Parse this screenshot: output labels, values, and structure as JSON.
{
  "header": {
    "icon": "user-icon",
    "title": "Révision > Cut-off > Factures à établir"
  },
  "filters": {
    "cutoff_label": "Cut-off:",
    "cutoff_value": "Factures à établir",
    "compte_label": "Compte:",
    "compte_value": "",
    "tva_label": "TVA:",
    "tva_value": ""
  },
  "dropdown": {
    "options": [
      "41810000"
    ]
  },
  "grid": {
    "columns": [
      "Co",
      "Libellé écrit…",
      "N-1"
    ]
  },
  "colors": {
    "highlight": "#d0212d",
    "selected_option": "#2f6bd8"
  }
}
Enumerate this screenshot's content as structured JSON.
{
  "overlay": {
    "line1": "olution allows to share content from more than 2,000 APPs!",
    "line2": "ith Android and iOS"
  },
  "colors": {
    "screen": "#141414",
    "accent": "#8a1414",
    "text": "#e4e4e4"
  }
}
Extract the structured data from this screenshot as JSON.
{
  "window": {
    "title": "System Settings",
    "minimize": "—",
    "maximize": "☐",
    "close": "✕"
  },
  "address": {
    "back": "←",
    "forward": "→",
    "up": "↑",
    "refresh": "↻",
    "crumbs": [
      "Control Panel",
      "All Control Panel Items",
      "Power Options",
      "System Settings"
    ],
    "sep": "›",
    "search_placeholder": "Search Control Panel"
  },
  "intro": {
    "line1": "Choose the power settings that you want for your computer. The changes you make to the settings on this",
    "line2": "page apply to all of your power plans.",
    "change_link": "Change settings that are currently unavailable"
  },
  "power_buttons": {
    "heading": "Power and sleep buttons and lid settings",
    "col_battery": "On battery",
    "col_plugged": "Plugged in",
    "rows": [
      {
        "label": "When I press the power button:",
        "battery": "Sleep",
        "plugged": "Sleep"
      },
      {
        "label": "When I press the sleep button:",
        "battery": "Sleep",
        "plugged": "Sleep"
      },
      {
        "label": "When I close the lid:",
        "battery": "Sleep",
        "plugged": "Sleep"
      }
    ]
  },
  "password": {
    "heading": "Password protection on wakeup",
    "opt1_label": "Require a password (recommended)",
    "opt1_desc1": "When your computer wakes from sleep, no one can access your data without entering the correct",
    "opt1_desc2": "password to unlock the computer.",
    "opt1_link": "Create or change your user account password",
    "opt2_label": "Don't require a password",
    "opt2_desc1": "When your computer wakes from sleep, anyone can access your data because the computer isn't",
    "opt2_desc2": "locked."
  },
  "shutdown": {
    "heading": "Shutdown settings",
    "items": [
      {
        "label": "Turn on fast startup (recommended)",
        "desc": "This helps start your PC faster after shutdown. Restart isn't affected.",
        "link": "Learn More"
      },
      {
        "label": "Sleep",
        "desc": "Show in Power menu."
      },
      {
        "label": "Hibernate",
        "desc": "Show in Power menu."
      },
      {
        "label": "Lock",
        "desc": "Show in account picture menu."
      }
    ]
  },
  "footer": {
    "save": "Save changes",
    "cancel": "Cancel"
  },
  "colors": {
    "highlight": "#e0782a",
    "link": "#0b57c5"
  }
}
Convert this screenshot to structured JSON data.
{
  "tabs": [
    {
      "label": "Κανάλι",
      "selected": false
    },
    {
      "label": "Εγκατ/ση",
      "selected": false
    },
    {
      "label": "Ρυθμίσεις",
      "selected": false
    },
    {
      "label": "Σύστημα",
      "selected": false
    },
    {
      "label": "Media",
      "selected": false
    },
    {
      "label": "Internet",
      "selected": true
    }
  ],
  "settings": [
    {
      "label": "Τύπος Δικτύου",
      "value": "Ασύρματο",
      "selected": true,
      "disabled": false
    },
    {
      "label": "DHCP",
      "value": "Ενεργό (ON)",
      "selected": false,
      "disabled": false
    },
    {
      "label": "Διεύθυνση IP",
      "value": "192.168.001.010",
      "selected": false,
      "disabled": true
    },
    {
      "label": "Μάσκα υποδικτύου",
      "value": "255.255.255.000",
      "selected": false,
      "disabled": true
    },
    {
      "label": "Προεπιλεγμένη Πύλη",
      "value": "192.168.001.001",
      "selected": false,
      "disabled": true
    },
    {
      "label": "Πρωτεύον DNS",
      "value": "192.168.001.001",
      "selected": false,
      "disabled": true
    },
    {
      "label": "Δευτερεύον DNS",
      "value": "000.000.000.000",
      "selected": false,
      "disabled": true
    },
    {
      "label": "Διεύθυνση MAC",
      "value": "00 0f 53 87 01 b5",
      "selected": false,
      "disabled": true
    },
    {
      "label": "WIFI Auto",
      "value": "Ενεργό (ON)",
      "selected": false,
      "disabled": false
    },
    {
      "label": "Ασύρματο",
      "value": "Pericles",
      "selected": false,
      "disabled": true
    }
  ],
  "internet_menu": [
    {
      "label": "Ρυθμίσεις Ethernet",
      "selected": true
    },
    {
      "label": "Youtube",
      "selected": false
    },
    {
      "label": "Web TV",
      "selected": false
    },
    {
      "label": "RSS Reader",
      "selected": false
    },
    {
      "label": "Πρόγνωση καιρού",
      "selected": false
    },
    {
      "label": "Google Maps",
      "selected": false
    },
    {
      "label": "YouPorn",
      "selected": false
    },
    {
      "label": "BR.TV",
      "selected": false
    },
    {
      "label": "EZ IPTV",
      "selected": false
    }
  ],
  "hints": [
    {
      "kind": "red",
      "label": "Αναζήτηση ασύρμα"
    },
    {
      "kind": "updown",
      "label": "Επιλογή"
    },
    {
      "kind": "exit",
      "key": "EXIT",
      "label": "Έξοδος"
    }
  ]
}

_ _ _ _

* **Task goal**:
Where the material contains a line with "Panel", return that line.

* **Solution**:
      "Control Panel",
      "All Control Panel Items",
    "search_placeholder": "Search Control Panel"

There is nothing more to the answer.